Among the records below, find each line bearing the word "Delete" and copy it.

**Excerpts from an interface dataset:**

··········

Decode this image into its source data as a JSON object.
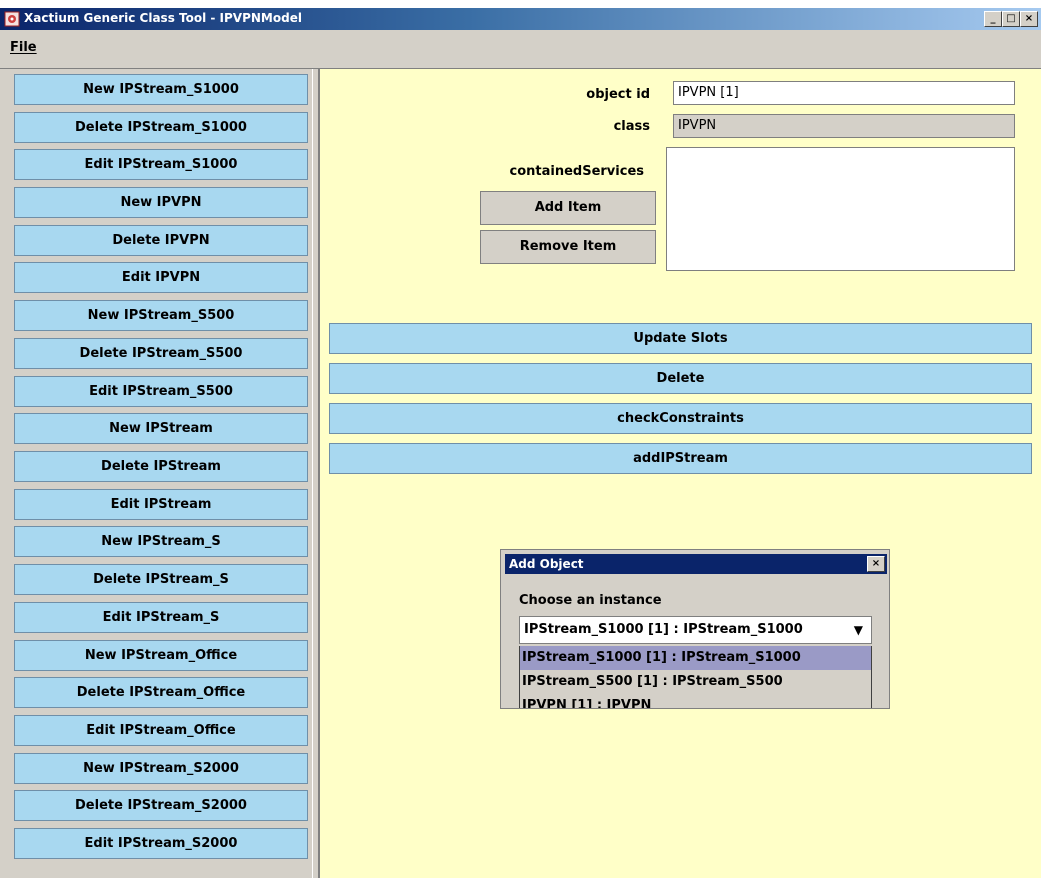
{
  "window": {
    "title": "Xactium Generic Class Tool - IPVPNModel",
    "minimize": "_",
    "maximize": "□",
    "close": "×"
  },
  "menu": {
    "file": "File"
  },
  "sidebar": {
    "buttons": [
      "New IPStream_S1000",
      "Delete IPStream_S1000",
      "Edit IPStream_S1000",
      "New IPVPN",
      "Delete IPVPN",
      "Edit IPVPN",
      "New IPStream_S500",
      "Delete IPStream_S500",
      "Edit IPStream_S500",
      "New IPStream",
      "Delete IPStream",
      "Edit IPStream",
      "New IPStream_S",
      "Delete IPStream_S",
      "Edit IPStream_S",
      "New IPStream_Office",
      "Delete IPStream_Office",
      "Edit IPStream_Office",
      "New IPStream_S2000",
      "Delete IPStream_S2000",
      "Edit IPStream_S2000"
    ]
  },
  "form": {
    "object_id_label": "object id",
    "object_id_value": "IPVPN [1]",
    "class_label": "class",
    "class_value": "IPVPN",
    "contained_label": "containedServices",
    "add_item": "Add Item",
    "remove_item": "Remove Item"
  },
  "actions": [
    "Update Slots",
    "Delete",
    "checkConstraints",
    "addIPStream"
  ],
  "dialog": {
    "title": "Add Object",
    "close": "×",
    "prompt": "Choose an instance",
    "selected": "IPStream_S1000 [1] : IPStream_S1000",
    "options": [
      "IPStream_S1000 [1] : IPStream_S1000",
      "IPStream_S500 [1] : IPStream_S500",
      "IPVPN [1] : IPVPN"
    ],
    "highlighted_index": 0
  },
  "colors": {
    "blue_button": "#a8d8f0",
    "panel_yellow": "#ffffc8",
    "selection": "#9a9ac6"
  }
}
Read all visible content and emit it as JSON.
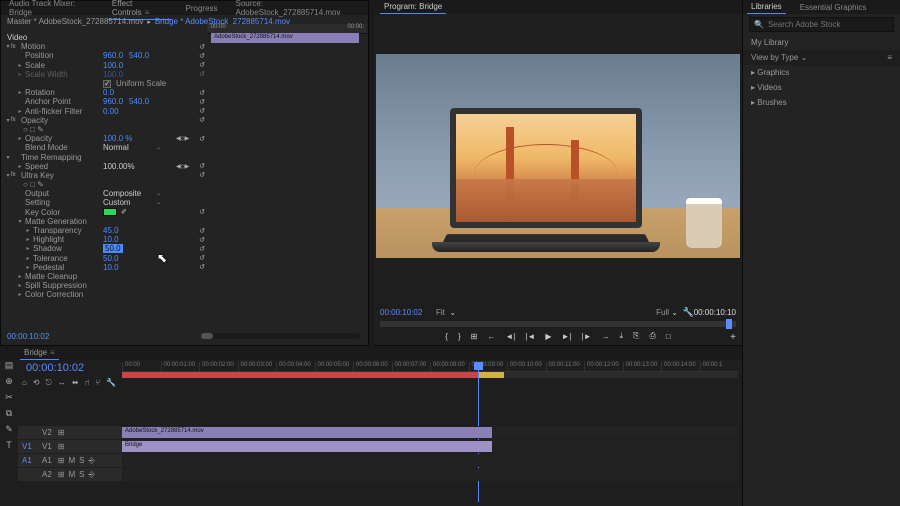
{
  "tabs_tl_source": {
    "audio_mixer": "Audio Track Mixer: Bridge",
    "effect_controls": "Effect Controls",
    "progress": "Progress",
    "source": "Source: AdobeStock_272885714.mov"
  },
  "ec": {
    "master": "Master * AdobeStock_272885714.mov",
    "seq_link": "Bridge * AdobeStock_272885714.mov",
    "ruler_start": ":00:00",
    "ruler_end": "00:00:",
    "clip_name": "AdobeStock_272885714.mov",
    "section_video": "Video",
    "motion": {
      "label": "Motion",
      "position": "Position",
      "px": "960.0",
      "py": "540.0",
      "scale": "Scale",
      "scale_v": "100.0",
      "scale_w": "Scale Width",
      "scale_w_v": "100.0",
      "uniform": "Uniform Scale",
      "rotation": "Rotation",
      "rotation_v": "0.0",
      "anchor": "Anchor Point",
      "ax": "960.0",
      "ay": "540.0",
      "antiflicker": "Anti-flicker Filter",
      "antiflicker_v": "0.00"
    },
    "opacity": {
      "label": "Opacity",
      "sub": "Opacity",
      "value": "100.0 %",
      "blend": "Blend Mode",
      "blend_v": "Normal"
    },
    "time": {
      "label": "Time Remapping",
      "speed": "Speed",
      "speed_v": "100.00%"
    },
    "ultra": {
      "label": "Ultra Key",
      "output": "Output",
      "output_v": "Composite",
      "setting": "Setting",
      "setting_v": "Custom",
      "key": "Key Color",
      "matte_gen": "Matte Generation",
      "transparency": "Transparency",
      "transparency_v": "45.0",
      "highlight": "Highlight",
      "highlight_v": "10.0",
      "shadow": "Shadow",
      "shadow_v": "50.0",
      "tolerance": "Tolerance",
      "tolerance_v": "50.0",
      "pedestal": "Pedestal",
      "pedestal_v": "10.0",
      "cleanup": "Matte Cleanup",
      "spill": "Spill Suppression",
      "color_corr": "Color Correction"
    },
    "tc": "00:00:10:02"
  },
  "program": {
    "tab": "Program: Bridge",
    "tc": "00:00:10:02",
    "fit": "Fit",
    "quality": "Full",
    "duration": "00:00:10:10",
    "transport": [
      "{",
      "}",
      "⊞",
      "←",
      "◄|",
      "|◄",
      "▶",
      "►|",
      "|►",
      "→",
      "⤓",
      "⎘",
      "⎙",
      "□"
    ]
  },
  "libs": {
    "tab1": "Libraries",
    "tab2": "Essential Graphics",
    "search_ph": "Search Adobe Stock",
    "my": "My Library",
    "view": "View by Type",
    "cats": [
      "Graphics",
      "Videos",
      "Brushes"
    ]
  },
  "timeline": {
    "tab": "Bridge",
    "tc": "00:00:10:02",
    "ticks": [
      "00:00",
      "00:00:01:00",
      "00:00:02:00",
      "00:00:03:00",
      "00:00:04:00",
      "00:00:05:00",
      "00:00:06:00",
      "00:00:07:00",
      "00:00:08:00",
      "00:00:09:00",
      "00:00:10:00",
      "00:00:11:00",
      "00:00:12:00",
      "00:00:13:00",
      "00:00:14:00",
      "00:00:1"
    ],
    "tools": [
      "▤",
      "⊕",
      "✂",
      "⧉",
      "✎",
      "T"
    ],
    "opts": [
      "⌂",
      "⟲",
      "⎋",
      "↔",
      "⬌",
      "⑁",
      "⑂",
      "🔧"
    ],
    "v2": {
      "name": "V2",
      "clip": "AdobeStock_272885714.mov",
      "tog": "⊞"
    },
    "v1": {
      "name": "V1",
      "clip": "Bridge",
      "tog": "⊞"
    },
    "a1": {
      "name": "A1",
      "tog": [
        "⊞",
        "M",
        "S",
        "⎆"
      ]
    },
    "a2": {
      "name": "A2",
      "tog": [
        "⊞",
        "M",
        "S",
        "⎆"
      ]
    },
    "trk_pre": {
      "v1": "V1",
      "a1": "A1"
    }
  }
}
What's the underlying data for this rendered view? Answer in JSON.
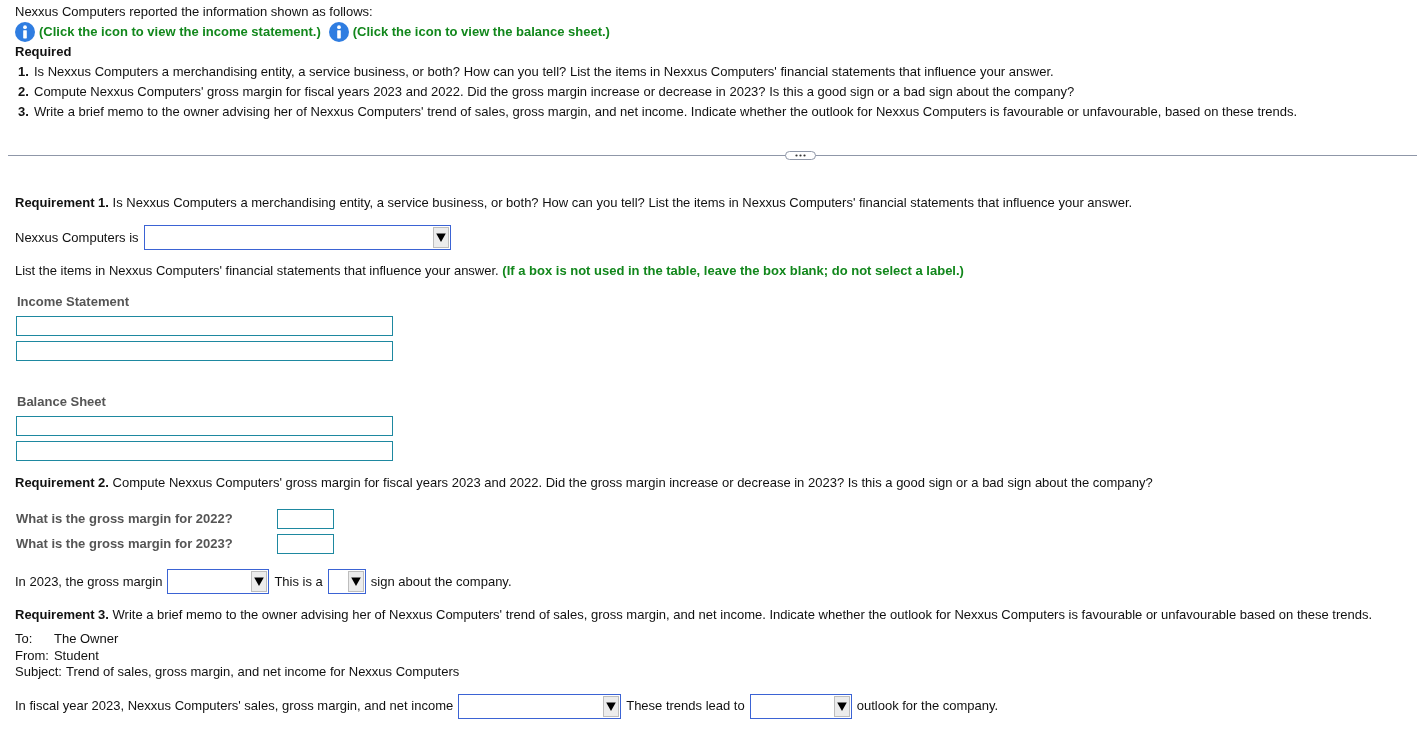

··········

**Worked solution:**
      "Delete IPStream_S1000",
      "Delete IPVPN",
      "Delete IPStream_S500",
      "Delete IPStream",
      "Delete IPStream_S",
      "Delete IPStream_Office",
      "Delete IPStream_S2000",
    "Delete",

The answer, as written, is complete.